More formally, the elaborated infoset of an infoitem is defined by a function E from information items ('II' for short) and a set of implicit quotation element names to (sequences of) information items (IQNs), by cases over the kind of information item. In each case we refer to the original information item as o and the result of a single elaboration, that is E(o,IQNs), as e, and to the values of properties of information items using a '.' and the property name, e.g.. o.local name.

The elaboration of an II o is F(E(o,IQNs)), where F is defined in Infoset fixup below and E is defined as follows:

element II
If e was named as an implicit quotation element, a member of IQNs, then
  • o is an infoitem of the same kind as o, with the same properties and values
otherwise iff o.attributes contains an AII whose name is quote in the elaboration quotation namespace, then
  • e is an element II with the same properties and values as o except for the [attributes] property, from which the eq:quote attribute is removed
otherwise if o's is an elaboration signal or o.attributes contains an elaboration signal then
  • e is a (possibly empty) sequence of element, processing instruction, unexpanded entity reference, character, and comment information items, the result of processing o according to the specification governing the elaboration signal;
  • e is an element II with the same properties and values as o except for the [children] property, whose value is the concatenation of E*(c,IQNs) for each child c in o.children, in order. By E* is meant the result of repeated applications of E to (the members of) its own value until a fixed-point is reached.
document II
e is a document II with the same properties and values as o except for the [document element] and [children] properties: e.document element is E*(o.document element), which also becomes the single element II among e.children. It is an error if E*(o.document element) is not a single element II.
all other kinds of II
E is the identity, that is e is an infoitem of the same kind as o, with the same properties and values.

The elaboration process as a whole fails if any individual elaboration fails with an error.

7. Infoset fixup

The infoset as defined in the Infoset spec. has several properties whose values are non-local, that is, they cannot be determined or checked for consistency solely by reference to the subtree rooted at their host II. These are

As recognized by the XInclude spec. (see references Property Fixup and subsequent sections), it follows that some fixup may be required after constructing an infoset by replacing some subtrees within an original infoset with subtrees from elsewhere.
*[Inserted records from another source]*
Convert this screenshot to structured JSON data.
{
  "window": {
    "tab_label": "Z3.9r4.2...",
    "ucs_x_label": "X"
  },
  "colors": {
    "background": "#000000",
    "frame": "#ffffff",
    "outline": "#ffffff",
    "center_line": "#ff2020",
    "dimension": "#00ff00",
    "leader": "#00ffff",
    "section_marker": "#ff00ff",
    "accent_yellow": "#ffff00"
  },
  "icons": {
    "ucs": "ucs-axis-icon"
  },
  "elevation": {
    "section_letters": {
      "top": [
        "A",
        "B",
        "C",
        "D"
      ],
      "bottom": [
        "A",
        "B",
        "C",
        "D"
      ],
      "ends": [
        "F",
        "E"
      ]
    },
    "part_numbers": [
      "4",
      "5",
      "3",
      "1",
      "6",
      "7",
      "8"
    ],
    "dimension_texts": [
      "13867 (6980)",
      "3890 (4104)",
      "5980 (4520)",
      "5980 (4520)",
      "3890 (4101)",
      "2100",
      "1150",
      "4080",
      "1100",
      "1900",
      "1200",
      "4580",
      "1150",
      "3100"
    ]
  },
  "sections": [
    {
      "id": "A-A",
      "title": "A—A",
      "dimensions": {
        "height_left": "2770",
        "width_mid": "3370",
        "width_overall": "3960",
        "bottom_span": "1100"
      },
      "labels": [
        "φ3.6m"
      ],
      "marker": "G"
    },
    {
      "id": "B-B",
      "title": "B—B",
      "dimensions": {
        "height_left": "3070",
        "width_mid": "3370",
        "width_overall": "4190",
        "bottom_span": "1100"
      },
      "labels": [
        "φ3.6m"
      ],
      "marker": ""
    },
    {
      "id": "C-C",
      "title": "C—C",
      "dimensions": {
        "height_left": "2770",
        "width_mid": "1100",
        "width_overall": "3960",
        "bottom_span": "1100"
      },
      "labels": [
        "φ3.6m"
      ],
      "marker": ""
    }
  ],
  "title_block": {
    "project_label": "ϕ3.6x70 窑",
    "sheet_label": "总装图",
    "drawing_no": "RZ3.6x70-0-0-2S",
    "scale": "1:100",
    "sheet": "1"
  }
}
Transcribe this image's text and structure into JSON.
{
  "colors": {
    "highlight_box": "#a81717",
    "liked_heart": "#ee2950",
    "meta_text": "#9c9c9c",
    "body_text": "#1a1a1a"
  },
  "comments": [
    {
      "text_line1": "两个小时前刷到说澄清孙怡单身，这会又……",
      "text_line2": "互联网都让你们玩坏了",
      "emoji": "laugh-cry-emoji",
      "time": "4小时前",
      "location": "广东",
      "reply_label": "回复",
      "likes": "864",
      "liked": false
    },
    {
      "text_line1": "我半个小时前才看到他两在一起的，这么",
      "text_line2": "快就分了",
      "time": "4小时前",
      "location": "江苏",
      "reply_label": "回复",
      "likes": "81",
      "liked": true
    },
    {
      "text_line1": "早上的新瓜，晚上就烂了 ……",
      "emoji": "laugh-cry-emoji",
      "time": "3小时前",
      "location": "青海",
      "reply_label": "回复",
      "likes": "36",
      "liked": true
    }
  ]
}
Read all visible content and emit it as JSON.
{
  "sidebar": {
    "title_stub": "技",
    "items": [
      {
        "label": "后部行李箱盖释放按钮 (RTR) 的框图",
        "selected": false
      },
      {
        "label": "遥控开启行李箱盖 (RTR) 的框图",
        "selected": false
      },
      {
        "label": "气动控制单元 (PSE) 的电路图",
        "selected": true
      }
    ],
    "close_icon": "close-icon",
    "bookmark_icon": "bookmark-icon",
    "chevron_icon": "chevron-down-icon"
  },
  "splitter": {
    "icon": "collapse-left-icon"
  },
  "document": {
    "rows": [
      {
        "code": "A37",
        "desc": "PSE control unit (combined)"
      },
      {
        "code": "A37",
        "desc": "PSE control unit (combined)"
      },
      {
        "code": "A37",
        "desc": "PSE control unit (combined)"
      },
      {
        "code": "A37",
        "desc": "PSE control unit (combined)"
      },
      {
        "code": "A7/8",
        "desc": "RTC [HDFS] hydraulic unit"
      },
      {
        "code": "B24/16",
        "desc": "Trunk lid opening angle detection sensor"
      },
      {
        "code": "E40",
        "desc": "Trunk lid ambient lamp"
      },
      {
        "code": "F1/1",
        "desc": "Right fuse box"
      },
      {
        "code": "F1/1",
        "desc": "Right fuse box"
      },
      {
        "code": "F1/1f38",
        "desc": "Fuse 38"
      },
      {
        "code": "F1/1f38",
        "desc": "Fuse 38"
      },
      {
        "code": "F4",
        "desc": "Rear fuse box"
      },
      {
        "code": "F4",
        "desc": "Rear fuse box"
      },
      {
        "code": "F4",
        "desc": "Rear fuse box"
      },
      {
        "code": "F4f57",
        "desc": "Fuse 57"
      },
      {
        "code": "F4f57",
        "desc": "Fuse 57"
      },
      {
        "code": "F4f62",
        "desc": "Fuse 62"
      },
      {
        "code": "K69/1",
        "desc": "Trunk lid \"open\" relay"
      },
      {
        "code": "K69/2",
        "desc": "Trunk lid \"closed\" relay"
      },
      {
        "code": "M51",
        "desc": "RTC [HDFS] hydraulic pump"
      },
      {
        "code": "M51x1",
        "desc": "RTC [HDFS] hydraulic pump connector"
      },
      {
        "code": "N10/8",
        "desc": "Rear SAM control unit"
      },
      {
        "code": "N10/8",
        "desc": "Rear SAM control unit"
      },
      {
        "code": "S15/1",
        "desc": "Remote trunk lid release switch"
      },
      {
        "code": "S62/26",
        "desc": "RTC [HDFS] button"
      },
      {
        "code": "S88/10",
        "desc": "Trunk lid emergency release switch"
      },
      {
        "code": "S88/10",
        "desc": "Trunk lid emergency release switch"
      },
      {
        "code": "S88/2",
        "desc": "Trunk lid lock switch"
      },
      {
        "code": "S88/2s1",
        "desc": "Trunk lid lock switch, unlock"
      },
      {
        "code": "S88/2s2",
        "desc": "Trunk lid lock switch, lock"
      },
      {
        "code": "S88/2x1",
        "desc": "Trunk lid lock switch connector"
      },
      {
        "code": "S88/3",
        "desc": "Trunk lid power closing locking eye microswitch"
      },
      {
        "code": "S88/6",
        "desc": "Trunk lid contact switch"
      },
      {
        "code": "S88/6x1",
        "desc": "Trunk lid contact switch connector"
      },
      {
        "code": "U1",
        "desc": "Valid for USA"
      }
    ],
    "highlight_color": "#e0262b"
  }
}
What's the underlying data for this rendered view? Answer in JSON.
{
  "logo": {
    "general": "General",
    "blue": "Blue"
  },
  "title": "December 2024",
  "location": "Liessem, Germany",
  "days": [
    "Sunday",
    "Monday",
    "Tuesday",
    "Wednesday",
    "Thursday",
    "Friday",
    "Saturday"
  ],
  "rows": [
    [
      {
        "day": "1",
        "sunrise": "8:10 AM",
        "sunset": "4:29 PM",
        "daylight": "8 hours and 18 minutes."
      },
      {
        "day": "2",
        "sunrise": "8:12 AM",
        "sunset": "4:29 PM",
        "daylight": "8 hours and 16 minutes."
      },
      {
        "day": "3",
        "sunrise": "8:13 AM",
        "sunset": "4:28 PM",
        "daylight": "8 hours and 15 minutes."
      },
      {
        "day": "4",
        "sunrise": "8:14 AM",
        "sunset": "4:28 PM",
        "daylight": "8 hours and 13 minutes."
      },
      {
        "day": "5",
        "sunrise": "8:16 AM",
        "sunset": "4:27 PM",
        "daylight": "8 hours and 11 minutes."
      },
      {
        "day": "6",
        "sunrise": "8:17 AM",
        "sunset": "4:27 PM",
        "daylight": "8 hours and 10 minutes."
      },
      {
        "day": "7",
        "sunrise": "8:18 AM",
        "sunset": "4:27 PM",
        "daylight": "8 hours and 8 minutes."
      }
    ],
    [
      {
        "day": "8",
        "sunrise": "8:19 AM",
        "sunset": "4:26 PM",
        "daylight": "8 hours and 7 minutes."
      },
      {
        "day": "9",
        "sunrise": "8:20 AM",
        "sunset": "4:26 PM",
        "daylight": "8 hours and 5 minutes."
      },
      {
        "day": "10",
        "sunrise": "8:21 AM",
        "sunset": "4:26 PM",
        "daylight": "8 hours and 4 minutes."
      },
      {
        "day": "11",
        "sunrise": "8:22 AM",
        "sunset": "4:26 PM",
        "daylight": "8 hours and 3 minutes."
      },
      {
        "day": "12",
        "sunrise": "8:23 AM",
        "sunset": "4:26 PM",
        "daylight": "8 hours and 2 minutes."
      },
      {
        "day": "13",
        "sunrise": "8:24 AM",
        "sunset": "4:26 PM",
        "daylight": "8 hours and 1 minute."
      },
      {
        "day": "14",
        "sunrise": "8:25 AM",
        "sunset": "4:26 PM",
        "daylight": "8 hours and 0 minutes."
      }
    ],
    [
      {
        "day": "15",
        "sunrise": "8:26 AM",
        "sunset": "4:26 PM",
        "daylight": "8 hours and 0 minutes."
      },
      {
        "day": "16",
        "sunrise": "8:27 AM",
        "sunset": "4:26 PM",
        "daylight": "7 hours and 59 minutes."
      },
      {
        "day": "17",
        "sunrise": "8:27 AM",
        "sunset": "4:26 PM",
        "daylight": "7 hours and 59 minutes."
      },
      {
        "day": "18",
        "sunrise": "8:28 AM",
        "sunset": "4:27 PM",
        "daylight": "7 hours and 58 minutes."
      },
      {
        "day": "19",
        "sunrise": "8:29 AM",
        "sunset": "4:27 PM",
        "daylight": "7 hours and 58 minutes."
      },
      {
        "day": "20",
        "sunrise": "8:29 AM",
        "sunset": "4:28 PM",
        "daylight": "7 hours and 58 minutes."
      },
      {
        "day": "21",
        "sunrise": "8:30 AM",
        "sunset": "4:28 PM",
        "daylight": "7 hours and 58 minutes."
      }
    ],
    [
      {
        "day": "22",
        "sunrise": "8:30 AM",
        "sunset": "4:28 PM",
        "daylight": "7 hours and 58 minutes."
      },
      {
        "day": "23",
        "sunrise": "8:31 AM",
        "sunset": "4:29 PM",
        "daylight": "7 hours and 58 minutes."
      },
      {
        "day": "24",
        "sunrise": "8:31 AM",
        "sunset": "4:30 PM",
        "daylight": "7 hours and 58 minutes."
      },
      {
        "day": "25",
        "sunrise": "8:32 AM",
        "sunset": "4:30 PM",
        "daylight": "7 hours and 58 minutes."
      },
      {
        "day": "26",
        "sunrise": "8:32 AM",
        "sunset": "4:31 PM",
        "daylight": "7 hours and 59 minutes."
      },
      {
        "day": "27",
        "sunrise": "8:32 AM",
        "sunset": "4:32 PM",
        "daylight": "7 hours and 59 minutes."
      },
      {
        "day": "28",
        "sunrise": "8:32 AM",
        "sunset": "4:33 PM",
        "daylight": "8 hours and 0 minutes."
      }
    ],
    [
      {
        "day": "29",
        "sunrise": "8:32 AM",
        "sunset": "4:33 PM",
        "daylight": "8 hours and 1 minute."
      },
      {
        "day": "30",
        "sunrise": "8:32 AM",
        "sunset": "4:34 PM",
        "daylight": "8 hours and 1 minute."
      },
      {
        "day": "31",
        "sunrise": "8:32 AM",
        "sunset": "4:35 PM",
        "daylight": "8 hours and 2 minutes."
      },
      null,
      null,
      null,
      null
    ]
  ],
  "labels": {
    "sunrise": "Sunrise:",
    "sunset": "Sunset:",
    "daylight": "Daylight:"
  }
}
In some cases fixup means adding new attribute information items, in others a combination of that and changing the values of some infoset properties. It is conjectured that fixup can be done once, on the entire result infoset, after all elaborations have been carried out

8. Issues